Your assignment:
Exactly reproduce each of the entries shown below.

(Dataset rows for apps and sites)

==============================

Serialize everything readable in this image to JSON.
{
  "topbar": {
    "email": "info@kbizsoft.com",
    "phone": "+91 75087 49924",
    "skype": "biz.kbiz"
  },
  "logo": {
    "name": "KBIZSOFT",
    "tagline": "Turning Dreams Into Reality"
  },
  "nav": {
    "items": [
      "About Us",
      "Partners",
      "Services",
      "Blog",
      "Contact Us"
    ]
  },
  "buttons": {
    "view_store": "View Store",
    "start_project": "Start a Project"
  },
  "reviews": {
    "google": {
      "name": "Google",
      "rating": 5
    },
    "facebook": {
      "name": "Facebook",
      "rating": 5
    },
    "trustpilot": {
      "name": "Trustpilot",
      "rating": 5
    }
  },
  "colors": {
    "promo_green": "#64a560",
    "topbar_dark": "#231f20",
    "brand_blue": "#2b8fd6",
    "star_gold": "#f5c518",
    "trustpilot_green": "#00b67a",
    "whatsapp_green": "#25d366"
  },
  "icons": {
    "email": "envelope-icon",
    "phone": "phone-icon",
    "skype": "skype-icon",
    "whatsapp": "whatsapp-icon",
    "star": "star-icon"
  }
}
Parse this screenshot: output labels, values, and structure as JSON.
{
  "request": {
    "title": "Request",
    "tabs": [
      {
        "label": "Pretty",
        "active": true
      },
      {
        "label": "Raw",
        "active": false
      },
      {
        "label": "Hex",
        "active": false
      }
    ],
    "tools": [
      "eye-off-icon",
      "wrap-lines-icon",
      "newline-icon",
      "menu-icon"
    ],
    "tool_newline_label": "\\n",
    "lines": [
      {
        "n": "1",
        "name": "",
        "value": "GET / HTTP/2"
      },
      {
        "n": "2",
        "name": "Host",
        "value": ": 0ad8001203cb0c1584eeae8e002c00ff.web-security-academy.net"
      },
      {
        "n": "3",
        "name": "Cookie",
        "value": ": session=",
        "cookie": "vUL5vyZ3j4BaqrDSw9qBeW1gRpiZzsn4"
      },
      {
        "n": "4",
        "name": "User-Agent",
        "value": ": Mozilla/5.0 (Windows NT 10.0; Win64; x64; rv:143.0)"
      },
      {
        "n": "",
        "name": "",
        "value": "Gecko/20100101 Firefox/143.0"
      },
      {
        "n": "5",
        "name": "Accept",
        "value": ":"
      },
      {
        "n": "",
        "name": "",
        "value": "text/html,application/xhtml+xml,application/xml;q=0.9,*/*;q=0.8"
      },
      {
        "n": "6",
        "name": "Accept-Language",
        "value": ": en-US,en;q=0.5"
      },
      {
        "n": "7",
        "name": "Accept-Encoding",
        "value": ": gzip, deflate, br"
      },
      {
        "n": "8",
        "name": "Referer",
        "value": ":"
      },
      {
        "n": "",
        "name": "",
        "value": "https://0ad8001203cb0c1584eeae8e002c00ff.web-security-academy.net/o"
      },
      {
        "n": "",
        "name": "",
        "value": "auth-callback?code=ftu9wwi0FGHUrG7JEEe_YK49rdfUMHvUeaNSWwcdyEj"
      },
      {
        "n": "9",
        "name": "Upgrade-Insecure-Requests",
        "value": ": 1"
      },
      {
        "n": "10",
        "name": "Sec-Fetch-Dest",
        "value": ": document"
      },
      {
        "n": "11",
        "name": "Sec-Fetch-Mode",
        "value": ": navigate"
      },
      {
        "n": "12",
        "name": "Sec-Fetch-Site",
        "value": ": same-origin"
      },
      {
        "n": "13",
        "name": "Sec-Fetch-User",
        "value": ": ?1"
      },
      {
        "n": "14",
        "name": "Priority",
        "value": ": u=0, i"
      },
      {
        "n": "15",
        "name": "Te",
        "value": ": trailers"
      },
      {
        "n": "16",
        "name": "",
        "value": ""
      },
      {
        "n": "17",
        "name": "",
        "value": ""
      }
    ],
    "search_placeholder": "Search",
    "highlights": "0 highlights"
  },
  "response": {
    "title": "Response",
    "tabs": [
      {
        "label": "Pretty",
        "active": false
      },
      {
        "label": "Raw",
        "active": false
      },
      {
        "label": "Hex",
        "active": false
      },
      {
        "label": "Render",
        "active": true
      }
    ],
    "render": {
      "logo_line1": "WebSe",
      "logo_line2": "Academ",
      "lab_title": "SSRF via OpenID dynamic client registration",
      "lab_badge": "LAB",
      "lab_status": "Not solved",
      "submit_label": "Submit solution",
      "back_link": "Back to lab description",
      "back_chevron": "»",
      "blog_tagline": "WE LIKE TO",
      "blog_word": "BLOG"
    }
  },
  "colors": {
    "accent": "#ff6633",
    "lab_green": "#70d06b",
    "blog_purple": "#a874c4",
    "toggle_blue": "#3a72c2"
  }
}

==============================

Reply to the task:
Serialize everything readable in this image to JSON.
{
  "topbar": {
    "email": "info@kbizsoft.com",
    "phone": "+91 75087 49924",
    "skype": "biz.kbiz"
  },
  "logo": {
    "name": "KBIZSOFT",
    "tagline": "Turning Dreams Into Reality"
  },
  "nav": {
    "items": [
      "About Us",
      "Partners",
      "Services",
      "Blog",
      "Contact Us"
    ]
  },
  "buttons": {
    "view_store": "View Store",
    "start_project": "Start a Project"
  },
  "reviews": {
    "google": {
      "name": "Google",
      "rating": 5
    },
    "facebook": {
      "name": "Facebook",
      "rating": 5
    },
    "trustpilot": {
      "name": "Trustpilot",
      "rating": 5
    }
  },
  "colors": {
    "promo_green": "#64a560",
    "topbar_dark": "#231f20",
    "brand_blue": "#2b8fd6",
    "star_gold": "#f5c518",
    "trustpilot_green": "#00b67a",
    "whatsapp_green": "#25d366"
  },
  "icons": {
    "email": "envelope-icon",
    "phone": "phone-icon",
    "skype": "skype-icon",
    "whatsapp": "whatsapp-icon",
    "star": "star-icon"
  }
}
Parse this screenshot: output labels, values, and structure as JSON.
{
  "request": {
    "title": "Request",
    "tabs": [
      {
        "label": "Pretty",
        "active": true
      },
      {
        "label": "Raw",
        "active": false
      },
      {
        "label": "Hex",
        "active": false
      }
    ],
    "tools": [
      "eye-off-icon",
      "wrap-lines-icon",
      "newline-icon",
      "menu-icon"
    ],
    "tool_newline_label": "\\n",
    "lines": [
      {
        "n": "1",
        "name": "",
        "value": "GET / HTTP/2"
      },
      {
        "n": "2",
        "name": "Host",
        "value": ": 0ad8001203cb0c1584eeae8e002c00ff.web-security-academy.net"
      },
      {
        "n": "3",
        "name": "Cookie",
        "value": ": session=",
        "cookie": "vUL5vyZ3j4BaqrDSw9qBeW1gRpiZzsn4"
      },
      {
        "n": "4",
        "name": "User-Agent",
        "value": ": Mozilla/5.0 (Windows NT 10.0; Win64; x64; rv:143.0)"
      },
      {
        "n": "",
        "name": "",
        "value": "Gecko/20100101 Firefox/143.0"
      },
      {
        "n": "5",
        "name": "Accept",
        "value": ":"
      },
      {
        "n": "",
        "name": "",
        "value": "text/html,application/xhtml+xml,application/xml;q=0.9,*/*;q=0.8"
      },
      {
        "n": "6",
        "name": "Accept-Language",
        "value": ": en-US,en;q=0.5"
      },
      {
        "n": "7",
        "name": "Accept-Encoding",
        "value": ": gzip, deflate, br"
      },
      {
        "n": "8",
        "name": "Referer",
        "value": ":"
      },
      {
        "n": "",
        "name": "",
        "value": "https://0ad8001203cb0c1584eeae8e002c00ff.web-security-academy.net/o"
      },
      {
        "n": "",
        "name": "",
        "value": "auth-callback?code=ftu9wwi0FGHUrG7JEEe_YK49rdfUMHvUeaNSWwcdyEj"
      },
      {
        "n": "9",
        "name": "Upgrade-Insecure-Requests",
        "value": ": 1"
      },
      {
        "n": "10",
        "name": "Sec-Fetch-Dest",
        "value": ": document"
      },
      {
        "n": "11",
        "name": "Sec-Fetch-Mode",
        "value": ": navigate"
      },
      {
        "n": "12",
        "name": "Sec-Fetch-Site",
        "value": ": same-origin"
      },
      {
        "n": "13",
        "name": "Sec-Fetch-User",
        "value": ": ?1"
      },
      {
        "n": "14",
        "name": "Priority",
        "value": ": u=0, i"
      },
      {
        "n": "15",
        "name": "Te",
        "value": ": trailers"
      },
      {
        "n": "16",
        "name": "",
        "value": ""
      },
      {
        "n": "17",
        "name": "",
        "value": ""
      }
    ],
    "search_placeholder": "Search",
    "highlights": "0 highlights"
  },
  "response": {
    "title": "Response",
    "tabs": [
      {
        "label": "Pretty",
        "active": false
      },
      {
        "label": "Raw",
        "active": false
      },
      {
        "label": "Hex",
        "active": false
      },
      {
        "label": "Render",
        "active": true
      }
    ],
    "render": {
      "logo_line1": "WebSe",
      "logo_line2": "Academ",
      "lab_title": "SSRF via OpenID dynamic client registration",
      "lab_badge": "LAB",
      "lab_status": "Not solved",
      "submit_label": "Submit solution",
      "back_link": "Back to lab description",
      "back_chevron": "»",
      "blog_tagline": "WE LIKE TO",
      "blog_word": "BLOG"
    }
  },
  "colors": {
    "accent": "#ff6633",
    "lab_green": "#70d06b",
    "blog_purple": "#a874c4",
    "toggle_blue": "#3a72c2"
  }
}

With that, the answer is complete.